[Data for processing Boundary: Start]

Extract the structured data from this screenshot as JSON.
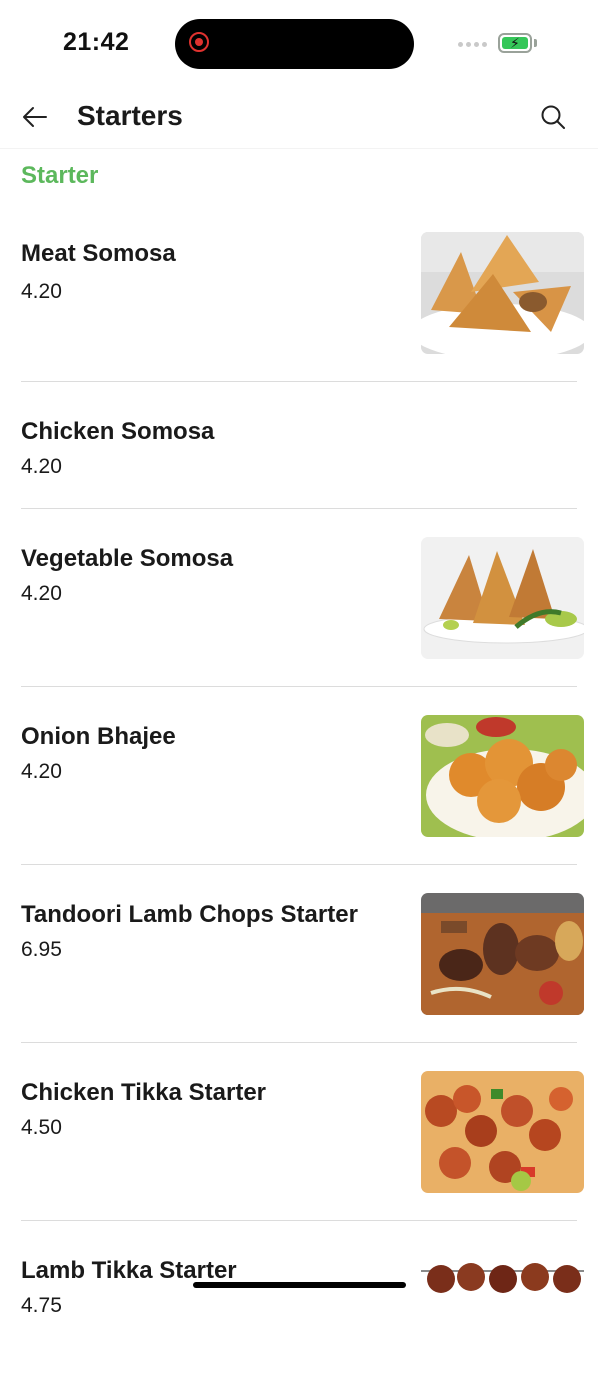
{
  "status_bar": {
    "time": "21:42"
  },
  "header": {
    "title": "Starters",
    "back_icon": "arrow-left-icon",
    "search_icon": "search-icon"
  },
  "section": {
    "title": "Starter",
    "accent_color": "#5cb85c"
  },
  "items": [
    {
      "name": "Meat Somosa",
      "price": "4.20",
      "has_image": true,
      "image": "meat-somosa-photo"
    },
    {
      "name": "Chicken Somosa",
      "price": "4.20",
      "has_image": false
    },
    {
      "name": "Vegetable Somosa",
      "price": "4.20",
      "has_image": true,
      "image": "vegetable-somosa-photo"
    },
    {
      "name": "Onion Bhajee",
      "price": "4.20",
      "has_image": true,
      "image": "onion-bhajee-photo"
    },
    {
      "name": "Tandoori Lamb Chops Starter",
      "price": "6.95",
      "has_image": true,
      "image": "lamb-chops-photo"
    },
    {
      "name": "Chicken Tikka Starter",
      "price": "4.50",
      "has_image": true,
      "image": "chicken-tikka-photo"
    },
    {
      "name": "Lamb Tikka Starter",
      "price": "4.75",
      "has_image": true,
      "image": "lamb-tikka-photo"
    }
  ]
}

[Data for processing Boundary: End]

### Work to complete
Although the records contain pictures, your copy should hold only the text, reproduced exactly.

### Problem solution
Extract the structured data from this screenshot as JSON.
{
  "status_bar": {
    "time": "21:42"
  },
  "header": {
    "title": "Starters",
    "back_icon": "arrow-left-icon",
    "search_icon": "search-icon"
  },
  "section": {
    "title": "Starter",
    "accent_color": "#5cb85c"
  },
  "items": [
    {
      "name": "Meat Somosa",
      "price": "4.20",
      "has_image": true,
      "image": "meat-somosa-photo"
    },
    {
      "name": "Chicken Somosa",
      "price": "4.20",
      "has_image": false
    },
    {
      "name": "Vegetable Somosa",
      "price": "4.20",
      "has_image": true,
      "image": "vegetable-somosa-photo"
    },
    {
      "name": "Onion Bhajee",
      "price": "4.20",
      "has_image": true,
      "image": "onion-bhajee-photo"
    },
    {
      "name": "Tandoori Lamb Chops Starter",
      "price": "6.95",
      "has_image": true,
      "image": "lamb-chops-photo"
    },
    {
      "name": "Chicken Tikka Starter",
      "price": "4.50",
      "has_image": true,
      "image": "chicken-tikka-photo"
    },
    {
      "name": "Lamb Tikka Starter",
      "price": "4.75",
      "has_image": true,
      "image": "lamb-tikka-photo"
    }
  ]
}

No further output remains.